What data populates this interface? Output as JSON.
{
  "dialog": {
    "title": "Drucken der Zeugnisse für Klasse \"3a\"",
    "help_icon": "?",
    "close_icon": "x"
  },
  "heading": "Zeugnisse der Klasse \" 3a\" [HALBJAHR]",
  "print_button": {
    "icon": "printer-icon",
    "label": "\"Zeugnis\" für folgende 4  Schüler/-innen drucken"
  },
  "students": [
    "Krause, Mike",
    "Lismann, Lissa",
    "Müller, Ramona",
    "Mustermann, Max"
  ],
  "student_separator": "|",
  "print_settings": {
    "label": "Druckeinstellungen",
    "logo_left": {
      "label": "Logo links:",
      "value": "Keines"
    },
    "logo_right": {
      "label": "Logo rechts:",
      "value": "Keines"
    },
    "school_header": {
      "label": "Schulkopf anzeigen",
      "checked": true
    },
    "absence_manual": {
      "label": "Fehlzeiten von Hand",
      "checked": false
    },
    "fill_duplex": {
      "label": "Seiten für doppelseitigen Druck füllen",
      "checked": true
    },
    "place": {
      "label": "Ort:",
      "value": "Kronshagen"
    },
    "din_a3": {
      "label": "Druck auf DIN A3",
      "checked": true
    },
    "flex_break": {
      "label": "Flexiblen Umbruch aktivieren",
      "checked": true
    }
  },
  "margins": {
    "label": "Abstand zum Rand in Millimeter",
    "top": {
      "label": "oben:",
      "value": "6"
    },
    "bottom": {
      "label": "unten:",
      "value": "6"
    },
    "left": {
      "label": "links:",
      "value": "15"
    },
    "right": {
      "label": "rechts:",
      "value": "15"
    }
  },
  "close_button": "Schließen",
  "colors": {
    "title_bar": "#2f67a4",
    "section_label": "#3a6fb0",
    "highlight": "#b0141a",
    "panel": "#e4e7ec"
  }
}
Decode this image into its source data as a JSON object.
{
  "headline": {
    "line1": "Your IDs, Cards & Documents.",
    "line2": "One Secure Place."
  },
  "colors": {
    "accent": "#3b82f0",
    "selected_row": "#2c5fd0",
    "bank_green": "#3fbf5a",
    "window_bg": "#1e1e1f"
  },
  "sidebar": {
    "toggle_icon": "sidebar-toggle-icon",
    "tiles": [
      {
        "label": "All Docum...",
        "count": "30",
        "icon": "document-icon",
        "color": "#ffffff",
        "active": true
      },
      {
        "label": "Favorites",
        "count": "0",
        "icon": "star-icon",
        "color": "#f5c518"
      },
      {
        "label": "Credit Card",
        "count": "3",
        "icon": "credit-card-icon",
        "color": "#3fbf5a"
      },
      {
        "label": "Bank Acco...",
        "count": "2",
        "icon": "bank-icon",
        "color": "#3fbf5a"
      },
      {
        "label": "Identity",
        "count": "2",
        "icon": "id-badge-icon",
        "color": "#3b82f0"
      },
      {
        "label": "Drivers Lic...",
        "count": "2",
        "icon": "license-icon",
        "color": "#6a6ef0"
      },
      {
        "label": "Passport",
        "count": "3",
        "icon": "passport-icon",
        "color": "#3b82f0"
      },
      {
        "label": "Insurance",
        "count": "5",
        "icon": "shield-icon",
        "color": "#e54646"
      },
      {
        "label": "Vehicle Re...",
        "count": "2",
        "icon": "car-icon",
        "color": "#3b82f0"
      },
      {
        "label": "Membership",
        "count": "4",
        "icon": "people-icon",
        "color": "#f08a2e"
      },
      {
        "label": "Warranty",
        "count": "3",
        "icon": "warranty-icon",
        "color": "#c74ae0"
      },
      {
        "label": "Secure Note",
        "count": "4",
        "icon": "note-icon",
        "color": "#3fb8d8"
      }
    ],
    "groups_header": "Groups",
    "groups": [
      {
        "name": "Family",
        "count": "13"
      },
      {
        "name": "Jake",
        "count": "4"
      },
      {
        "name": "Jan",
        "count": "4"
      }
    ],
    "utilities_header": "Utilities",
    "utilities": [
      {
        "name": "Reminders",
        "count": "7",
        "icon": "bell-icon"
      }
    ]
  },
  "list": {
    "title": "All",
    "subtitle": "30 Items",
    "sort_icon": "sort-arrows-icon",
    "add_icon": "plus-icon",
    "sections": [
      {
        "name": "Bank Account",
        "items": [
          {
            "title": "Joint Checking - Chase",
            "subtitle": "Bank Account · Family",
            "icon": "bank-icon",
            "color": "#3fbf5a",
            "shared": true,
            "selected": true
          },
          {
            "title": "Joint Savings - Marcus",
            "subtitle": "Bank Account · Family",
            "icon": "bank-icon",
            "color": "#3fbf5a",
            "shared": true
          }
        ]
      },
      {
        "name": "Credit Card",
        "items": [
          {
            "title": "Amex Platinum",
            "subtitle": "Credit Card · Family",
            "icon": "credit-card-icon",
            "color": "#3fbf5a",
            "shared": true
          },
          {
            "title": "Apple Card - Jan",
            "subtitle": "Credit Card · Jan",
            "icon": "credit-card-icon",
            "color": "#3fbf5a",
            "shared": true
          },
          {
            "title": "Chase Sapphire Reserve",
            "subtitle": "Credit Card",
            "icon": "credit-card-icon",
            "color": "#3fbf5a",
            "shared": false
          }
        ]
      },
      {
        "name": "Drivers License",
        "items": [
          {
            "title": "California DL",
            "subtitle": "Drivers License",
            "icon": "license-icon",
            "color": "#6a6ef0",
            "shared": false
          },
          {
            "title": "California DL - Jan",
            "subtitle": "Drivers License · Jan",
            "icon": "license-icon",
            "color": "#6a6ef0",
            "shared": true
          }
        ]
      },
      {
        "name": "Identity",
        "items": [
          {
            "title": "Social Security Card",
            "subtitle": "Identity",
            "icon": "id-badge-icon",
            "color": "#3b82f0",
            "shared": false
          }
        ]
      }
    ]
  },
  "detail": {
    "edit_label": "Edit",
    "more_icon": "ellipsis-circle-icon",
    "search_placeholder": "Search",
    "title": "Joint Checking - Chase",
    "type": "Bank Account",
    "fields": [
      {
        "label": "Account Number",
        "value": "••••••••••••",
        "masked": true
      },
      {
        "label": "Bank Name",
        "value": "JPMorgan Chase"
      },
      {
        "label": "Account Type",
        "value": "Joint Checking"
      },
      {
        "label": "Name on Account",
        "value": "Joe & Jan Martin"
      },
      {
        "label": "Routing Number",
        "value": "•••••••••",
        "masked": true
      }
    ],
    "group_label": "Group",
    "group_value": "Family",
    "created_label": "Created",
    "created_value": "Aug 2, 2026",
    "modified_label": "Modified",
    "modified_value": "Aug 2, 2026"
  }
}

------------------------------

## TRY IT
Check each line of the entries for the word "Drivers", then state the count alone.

## RESULT FOR THIS EXERCISE
4